A Biblical Perspective of Self-Defense

Reading time: 4 minutes
A Biblical Perspective book cover

The following is an excerpt from a book by Larry Fox, A Biblical Perspective of Self-Defense and Civil Disobedience (Second Edition, Copyright © 2019)

 

Book Excerpt

Old Testament Background

 

We’ll begin by looking at the Old Testament. Although we’re not under Old Testament law, it contains the most specific language about self-defense and reveals God’s eternal standards and perspective. The Old Testament clearly states that God created man in his own image and intended for him to rule the earth (Gen. 1:26 – 28). Man’s ability to make decisions and govern derives from his godly image and delegated authority. As we’ll see, man’s God-like nature also leads to strict standards regarding the treatment of people.

 

Is Killing a Person Always Murder?

 

This question is at the root of many people’s opinions about self-defense. If one believes killing is synonymous with murder, then it’s never appropriate to use deadly force, even defensively. This is a common argument against private gun ownership, for example.

God said to Noah, “from each man, too, I will demand an accounting for the life of his fellow man. Whoever sheds the blood of man, by man shall his blood be shed; for in the image of God has God made man” (Gen. 9:5 – 6). So God created a system of capital punishment: man was to take the life of whoever sheds another man’s blood. Because God made man in his own image, murder becomes a crime against God and demands capital punishment. There’s no provision in the Old Testament for rehabilitation of a murderer.

With God’s statement to Noah as background, we gain insight to the Old Testament law, including the Ten Commandments. The sixth commandment is a statement relevant to the value of human life: “You shall not murder” (Exod. 20:13; Deut. 5:17). Some of the debate about killing and murder is the result of which Bible translation a person uses. There are two Hebrew words most frequently translated “kill” or “murder”; one primarily means to destroy or kill and the other primarily refers to killing intentionally with premeditation. The second word is the one used in the sixth commandment, so the more precise translation is “You shall not murder” rather than “You shall not kill.”

There are those who view every act that ends a human life as murder and they use the sixth commandment as proof that capital punishment violates God’s will. However, the original language of the commandment doesn’t support their position.

As we’ll see in the next section, God demanded capital punishment for specific crimes. Since murder is a capital offense and he requires people to put the murderer to death, God clearly does not equate killing with murder….

 

Use of Deadly Force

 

Throughout history, Israel has been surrounded by enemies, but God pledged to give the Israelites victory even if their enemies outnumbered them (Lev. 26:8; Deut. 20:1 – 4). When Israel entered the Promised Land, he even directed them to annihilate the people who lived there, so they wouldn’t encourage the Israelites to worship false gods (Deut. 7:1 – 2; 20:16 – 18). So God clearly sanctioned the use of deadly force by the nation.

God also sanctioned the use of deadly force by an individual in certain circumstances.
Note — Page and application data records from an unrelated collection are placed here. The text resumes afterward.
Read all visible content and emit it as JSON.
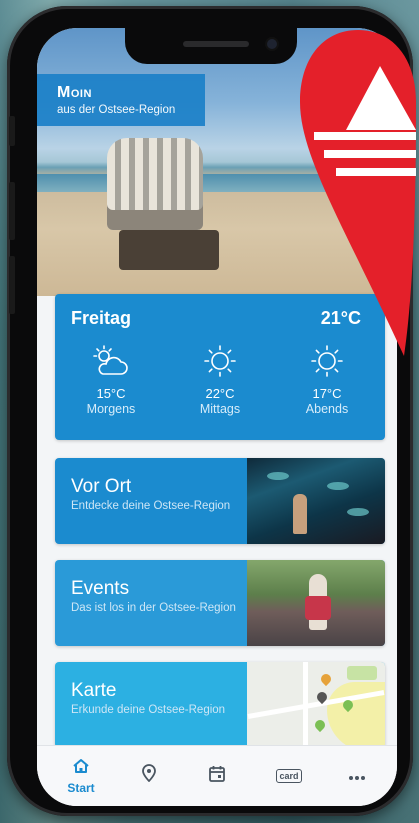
{
  "greeting": {
    "title": "Moin",
    "subtitle": "aus der Ostsee-Region"
  },
  "weather": {
    "day": "Freitag",
    "current_temp": "21°C",
    "periods": [
      {
        "temp": "15°C",
        "label": "Morgens",
        "icon": "partly-cloudy-icon"
      },
      {
        "temp": "22°C",
        "label": "Mittags",
        "icon": "sun-icon"
      },
      {
        "temp": "17°C",
        "label": "Abends",
        "icon": "sun-icon"
      }
    ]
  },
  "cards": [
    {
      "title": "Vor Ort",
      "subtitle": "Entdecke deine Ostsee-Region",
      "color": "#1b8bcf"
    },
    {
      "title": "Events",
      "subtitle": "Das ist los in der Ostsee-Region",
      "color": "#2a9ad8"
    },
    {
      "title": "Karte",
      "subtitle": "Erkunde deine Ostsee-Region",
      "color": "#2cb0e2"
    }
  ],
  "tabbar": {
    "start_label": "Start",
    "card_icon_text": "card",
    "icons": [
      "home-icon",
      "location-pin-icon",
      "calendar-icon",
      "card-icon",
      "more-icon"
    ]
  },
  "colors": {
    "accent": "#1b8bcf",
    "marker_red": "#e4202a"
  }
}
For example, if a thief was caught breaking into a home at night, the homeowner had the right to kill the intruder in protection of his family and property. But if the incident occurred during the day, presumably when the homeowner could properly judge the intruder’s intentions and the intruder could see the homeowner was present and willing to defend his household, the homeowner shouldn’t kill the intruder (Exod. 22:2 – 3).
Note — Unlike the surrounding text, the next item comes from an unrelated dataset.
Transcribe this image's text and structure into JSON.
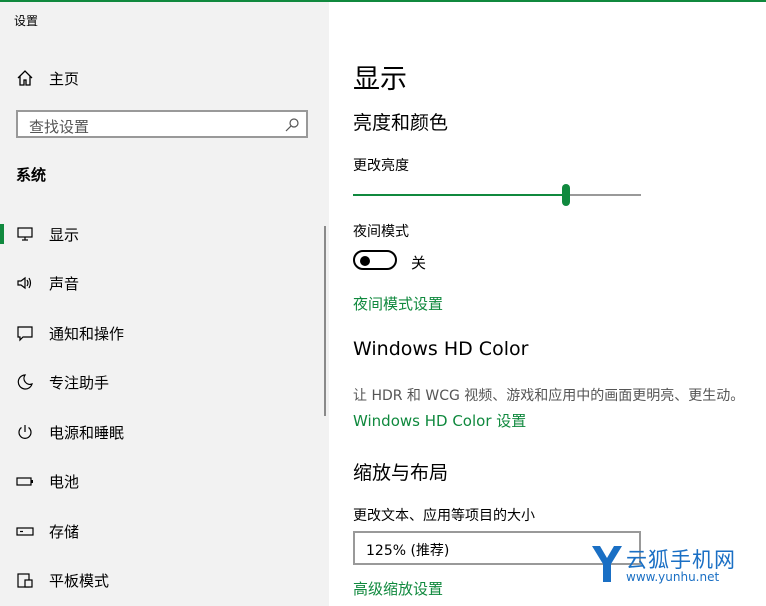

When God gave instructions on allotment of the Promised Land, he required them to designate cities of refuge, which were to be safe locations for someone who accidentally killed another. In the descriptions of these cities, we find references to an “avenger” or “avenger of blood.” The avenger couldn’t capture or kill the allegedly guilty person if the death was accidental, as long as he stayed in the city of refuge before he stood trial (Josh. 20:5, 9). If the person was convicted of murder, however, the city elders would hand him over to the avenger to die (Deut. 19:11 – 12). God clearly authorized the use of deadly force by the nation of Israel and by individuals under certain conditions….

 

New Testament: Different Purpose and Emphasis

 

The Old Testament relates to man’s earthly existence in the period before Christ. The New Testament, on the other hand, focuses on repentance and spiritual development rather than physical existence….
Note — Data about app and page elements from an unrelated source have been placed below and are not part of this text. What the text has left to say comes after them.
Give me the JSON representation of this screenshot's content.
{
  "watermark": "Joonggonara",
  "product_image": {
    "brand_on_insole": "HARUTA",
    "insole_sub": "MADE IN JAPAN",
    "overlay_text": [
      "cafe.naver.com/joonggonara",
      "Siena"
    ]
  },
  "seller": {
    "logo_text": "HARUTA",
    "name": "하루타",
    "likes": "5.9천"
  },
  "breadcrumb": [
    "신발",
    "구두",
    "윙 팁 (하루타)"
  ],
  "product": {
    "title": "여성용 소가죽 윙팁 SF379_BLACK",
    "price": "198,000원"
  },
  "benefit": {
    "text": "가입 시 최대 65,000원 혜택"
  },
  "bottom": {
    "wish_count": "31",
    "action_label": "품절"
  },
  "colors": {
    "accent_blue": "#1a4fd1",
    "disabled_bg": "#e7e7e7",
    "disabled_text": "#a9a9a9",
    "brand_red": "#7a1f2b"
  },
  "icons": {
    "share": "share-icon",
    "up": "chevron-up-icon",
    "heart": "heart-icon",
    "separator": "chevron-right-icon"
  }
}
(End of book excerpt)

Find other articles about social issues

4 Comments

  1. Dude, right on there brother.

    Reply
  2. Sounds good Need more info

    Reply
  3. Looks like you have covered all the bases. I would suggest, If a person decides to defend his person etc., he should take a course from the NRA, or other, in proper use of a firearm. Then one must decide to use the force to the fullest extent. You must be acquainted with the laws of your state and locality. Larry rightly states that self defense is Biblical.

    Reply

Leave a Reply to Larry Cancel reply

Your email address will not be published. Required fields are marked *